Economic ties between China and Africa have grown steadily over the years, as reflected in trends of aid to and trade with Africa in recent years. For instance, by last year, trade between Africa and China stood at $200bn compared to $9bn in 2000 China and Uganda diplomatic relations date back to 1962, when Uganda got its independence.




Chinese “aid” is a lightning rod for criticism. Policy-makers, journalists, and public intellectuals claim that Beijing uses its largesse to cement alliances with political leaders, secure access to natural resources, and create exclusive commercial opportunities for Chinese firms—all at the expense of citizens living in developing countries. We argue that much of the controversy about Chinese “aid” stems from a failure to distinguish between China's Official Development Assistance (ODA) and more commercially oriented sources and types of state financing. Using a new database on China's official financing commitments to Africa from 2000 to 2013, we find that the allocation of Chinese ODA is driven primarily by foreign policy considerations, while economic interests better explain the distribution of less concessional flows. These results highlight the need for better measures of an increasingly diverse set of non-Western financial activities.

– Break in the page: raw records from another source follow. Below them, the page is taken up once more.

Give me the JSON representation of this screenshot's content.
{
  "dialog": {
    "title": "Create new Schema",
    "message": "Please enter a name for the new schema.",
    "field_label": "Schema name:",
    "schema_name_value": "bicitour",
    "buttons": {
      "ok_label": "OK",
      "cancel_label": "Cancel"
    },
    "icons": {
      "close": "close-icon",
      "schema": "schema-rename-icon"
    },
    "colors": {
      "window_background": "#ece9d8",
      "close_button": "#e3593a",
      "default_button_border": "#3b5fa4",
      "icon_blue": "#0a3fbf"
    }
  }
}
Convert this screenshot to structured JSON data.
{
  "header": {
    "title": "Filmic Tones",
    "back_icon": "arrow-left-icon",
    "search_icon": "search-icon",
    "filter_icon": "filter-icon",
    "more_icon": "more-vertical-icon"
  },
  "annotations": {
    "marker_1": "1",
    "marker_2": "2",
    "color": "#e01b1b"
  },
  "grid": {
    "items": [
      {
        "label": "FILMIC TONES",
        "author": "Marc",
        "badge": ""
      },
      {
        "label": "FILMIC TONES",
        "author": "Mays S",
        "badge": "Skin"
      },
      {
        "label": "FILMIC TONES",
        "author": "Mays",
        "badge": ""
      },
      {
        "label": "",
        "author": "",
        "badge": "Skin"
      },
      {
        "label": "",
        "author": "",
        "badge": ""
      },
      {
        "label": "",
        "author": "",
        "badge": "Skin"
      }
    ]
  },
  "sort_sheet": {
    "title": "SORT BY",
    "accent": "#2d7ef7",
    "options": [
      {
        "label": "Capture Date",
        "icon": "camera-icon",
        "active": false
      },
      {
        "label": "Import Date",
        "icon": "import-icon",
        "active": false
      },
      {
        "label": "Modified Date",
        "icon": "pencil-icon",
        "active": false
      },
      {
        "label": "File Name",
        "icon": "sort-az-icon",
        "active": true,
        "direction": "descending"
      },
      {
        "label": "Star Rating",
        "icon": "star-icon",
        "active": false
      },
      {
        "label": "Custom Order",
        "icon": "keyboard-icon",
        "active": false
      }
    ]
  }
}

View ArticleDownload Data

Related Datasets

Related Publications